* WHAT TO WORK ON: You are asked to filter the data below and copy every line holding "sync".

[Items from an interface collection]
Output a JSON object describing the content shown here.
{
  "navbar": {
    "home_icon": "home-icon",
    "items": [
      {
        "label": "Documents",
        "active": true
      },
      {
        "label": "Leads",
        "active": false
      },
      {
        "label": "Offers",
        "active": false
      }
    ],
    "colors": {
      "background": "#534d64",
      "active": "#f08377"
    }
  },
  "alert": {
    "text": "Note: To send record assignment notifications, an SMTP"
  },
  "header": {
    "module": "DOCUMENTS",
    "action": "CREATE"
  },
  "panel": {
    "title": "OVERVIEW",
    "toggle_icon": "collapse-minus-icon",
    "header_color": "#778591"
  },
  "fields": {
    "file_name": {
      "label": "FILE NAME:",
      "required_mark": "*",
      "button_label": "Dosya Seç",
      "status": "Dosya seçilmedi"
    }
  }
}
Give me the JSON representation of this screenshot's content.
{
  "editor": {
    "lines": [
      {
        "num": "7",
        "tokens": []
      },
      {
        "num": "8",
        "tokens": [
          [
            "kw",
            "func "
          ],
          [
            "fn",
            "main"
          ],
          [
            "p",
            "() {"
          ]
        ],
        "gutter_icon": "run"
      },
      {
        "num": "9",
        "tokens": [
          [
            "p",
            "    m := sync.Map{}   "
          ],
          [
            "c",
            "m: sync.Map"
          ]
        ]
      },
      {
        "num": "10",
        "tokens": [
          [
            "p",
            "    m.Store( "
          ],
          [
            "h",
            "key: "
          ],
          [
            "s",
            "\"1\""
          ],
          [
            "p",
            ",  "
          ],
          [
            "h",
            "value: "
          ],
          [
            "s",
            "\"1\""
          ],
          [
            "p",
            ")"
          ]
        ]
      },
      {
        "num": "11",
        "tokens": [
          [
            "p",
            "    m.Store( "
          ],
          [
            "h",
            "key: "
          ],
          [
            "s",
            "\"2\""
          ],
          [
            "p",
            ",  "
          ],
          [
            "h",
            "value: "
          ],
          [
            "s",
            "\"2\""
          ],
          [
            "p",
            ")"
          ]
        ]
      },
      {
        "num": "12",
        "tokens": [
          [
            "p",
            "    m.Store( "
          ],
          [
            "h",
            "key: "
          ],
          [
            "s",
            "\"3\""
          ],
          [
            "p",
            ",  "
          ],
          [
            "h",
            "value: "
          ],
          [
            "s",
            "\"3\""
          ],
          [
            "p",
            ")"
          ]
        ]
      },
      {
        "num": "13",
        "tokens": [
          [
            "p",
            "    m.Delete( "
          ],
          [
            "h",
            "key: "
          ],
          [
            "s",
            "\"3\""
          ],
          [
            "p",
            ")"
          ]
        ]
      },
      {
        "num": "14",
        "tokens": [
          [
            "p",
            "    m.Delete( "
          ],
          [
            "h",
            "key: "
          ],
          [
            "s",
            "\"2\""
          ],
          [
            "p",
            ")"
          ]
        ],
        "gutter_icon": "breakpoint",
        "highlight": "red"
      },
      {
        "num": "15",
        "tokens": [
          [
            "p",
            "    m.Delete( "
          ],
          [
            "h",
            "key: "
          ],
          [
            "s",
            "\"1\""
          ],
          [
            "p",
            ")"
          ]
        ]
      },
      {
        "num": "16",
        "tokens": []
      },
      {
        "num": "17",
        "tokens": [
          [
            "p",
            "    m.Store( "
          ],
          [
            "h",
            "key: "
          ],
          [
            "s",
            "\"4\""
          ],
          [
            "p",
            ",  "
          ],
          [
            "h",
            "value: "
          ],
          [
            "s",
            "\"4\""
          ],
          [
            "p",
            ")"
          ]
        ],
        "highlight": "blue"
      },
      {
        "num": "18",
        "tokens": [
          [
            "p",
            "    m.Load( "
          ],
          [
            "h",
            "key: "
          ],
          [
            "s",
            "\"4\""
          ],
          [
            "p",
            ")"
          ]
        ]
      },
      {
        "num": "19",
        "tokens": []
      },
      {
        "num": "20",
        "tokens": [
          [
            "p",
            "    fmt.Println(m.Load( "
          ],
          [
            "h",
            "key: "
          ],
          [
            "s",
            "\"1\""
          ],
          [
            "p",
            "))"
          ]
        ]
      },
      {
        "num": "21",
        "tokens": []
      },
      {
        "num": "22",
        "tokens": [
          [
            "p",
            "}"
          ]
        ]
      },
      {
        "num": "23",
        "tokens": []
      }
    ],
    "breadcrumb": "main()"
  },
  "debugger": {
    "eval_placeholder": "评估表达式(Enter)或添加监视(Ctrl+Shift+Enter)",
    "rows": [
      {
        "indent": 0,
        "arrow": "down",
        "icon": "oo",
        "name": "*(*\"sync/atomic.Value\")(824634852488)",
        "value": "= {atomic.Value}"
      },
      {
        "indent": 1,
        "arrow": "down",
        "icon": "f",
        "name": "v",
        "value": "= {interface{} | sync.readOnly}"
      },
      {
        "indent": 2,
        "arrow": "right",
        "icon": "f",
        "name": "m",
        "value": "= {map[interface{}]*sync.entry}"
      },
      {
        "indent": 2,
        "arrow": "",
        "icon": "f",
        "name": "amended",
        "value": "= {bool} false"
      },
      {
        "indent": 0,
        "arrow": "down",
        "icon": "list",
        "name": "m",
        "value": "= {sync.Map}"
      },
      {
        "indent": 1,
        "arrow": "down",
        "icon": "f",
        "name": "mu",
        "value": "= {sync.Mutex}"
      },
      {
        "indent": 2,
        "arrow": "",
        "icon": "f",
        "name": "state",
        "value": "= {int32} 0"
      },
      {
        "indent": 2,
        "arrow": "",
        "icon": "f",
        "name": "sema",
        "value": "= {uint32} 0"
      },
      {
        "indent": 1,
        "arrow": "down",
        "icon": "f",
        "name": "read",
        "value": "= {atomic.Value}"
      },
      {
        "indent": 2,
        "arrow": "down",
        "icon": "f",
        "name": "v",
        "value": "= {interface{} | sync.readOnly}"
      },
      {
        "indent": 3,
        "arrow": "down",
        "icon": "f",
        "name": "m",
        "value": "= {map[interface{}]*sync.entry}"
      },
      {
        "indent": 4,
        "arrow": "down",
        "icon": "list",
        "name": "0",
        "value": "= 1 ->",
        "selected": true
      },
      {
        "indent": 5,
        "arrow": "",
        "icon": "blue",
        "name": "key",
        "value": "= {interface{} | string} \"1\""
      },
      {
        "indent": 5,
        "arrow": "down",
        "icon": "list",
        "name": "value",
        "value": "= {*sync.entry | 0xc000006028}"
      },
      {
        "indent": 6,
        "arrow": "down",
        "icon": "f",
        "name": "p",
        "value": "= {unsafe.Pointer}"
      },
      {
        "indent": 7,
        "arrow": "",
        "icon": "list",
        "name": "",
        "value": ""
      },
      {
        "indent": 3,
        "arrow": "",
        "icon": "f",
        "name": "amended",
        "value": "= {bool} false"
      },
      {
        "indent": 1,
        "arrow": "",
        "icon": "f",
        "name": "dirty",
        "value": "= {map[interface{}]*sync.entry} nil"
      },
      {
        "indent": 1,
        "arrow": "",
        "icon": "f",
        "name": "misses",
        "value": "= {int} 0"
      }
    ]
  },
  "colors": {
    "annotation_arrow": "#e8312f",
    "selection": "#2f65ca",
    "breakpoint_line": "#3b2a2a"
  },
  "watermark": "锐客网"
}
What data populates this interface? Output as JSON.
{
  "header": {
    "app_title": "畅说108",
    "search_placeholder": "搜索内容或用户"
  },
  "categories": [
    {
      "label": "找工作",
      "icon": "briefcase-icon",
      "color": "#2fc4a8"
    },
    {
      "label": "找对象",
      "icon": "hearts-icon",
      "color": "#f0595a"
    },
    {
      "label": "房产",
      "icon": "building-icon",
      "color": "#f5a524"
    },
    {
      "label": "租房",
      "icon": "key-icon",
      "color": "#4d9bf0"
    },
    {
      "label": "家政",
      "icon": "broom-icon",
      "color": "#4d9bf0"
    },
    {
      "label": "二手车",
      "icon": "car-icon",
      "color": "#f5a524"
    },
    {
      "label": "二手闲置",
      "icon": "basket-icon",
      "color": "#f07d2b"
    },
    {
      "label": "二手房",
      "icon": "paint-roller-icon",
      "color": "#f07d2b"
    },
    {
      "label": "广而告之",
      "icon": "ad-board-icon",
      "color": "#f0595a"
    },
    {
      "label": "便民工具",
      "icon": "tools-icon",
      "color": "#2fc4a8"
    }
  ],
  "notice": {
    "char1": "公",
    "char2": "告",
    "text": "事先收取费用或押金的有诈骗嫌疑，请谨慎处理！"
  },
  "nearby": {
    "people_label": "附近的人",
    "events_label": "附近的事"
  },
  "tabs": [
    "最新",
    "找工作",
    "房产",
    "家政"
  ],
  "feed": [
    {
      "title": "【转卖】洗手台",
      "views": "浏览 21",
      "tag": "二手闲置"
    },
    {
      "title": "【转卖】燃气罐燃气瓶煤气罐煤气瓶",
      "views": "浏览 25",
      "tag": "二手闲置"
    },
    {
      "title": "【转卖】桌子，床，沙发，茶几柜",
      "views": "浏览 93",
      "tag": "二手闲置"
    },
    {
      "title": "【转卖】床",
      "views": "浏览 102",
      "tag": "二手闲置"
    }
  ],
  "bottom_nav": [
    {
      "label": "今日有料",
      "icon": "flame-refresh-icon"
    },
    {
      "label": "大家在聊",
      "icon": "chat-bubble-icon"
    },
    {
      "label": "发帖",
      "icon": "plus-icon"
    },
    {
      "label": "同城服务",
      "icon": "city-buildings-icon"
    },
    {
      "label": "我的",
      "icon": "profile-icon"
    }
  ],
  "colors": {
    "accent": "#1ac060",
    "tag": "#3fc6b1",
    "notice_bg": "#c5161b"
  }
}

* WORKED SOLUTION:
            "    m := sync.Map{}   "
            "m: sync.Map"
        "name": "*(*\"sync/atomic.Value\")(824634852488)",
        "value": "= {interface{} | sync.readOnly}"
        "value": "= {map[interface{}]*sync.entry}"
        "value": "= {sync.Map}"
        "value": "= {sync.Mutex}"
        "value": "= {interface{} | sync.readOnly}"
        "value": "= {map[interface{}]*sync.entry}"
        "value": "= {*sync.entry | 0xc000006028}"
        "value": "= {map[interface{}]*sync.entry} nil"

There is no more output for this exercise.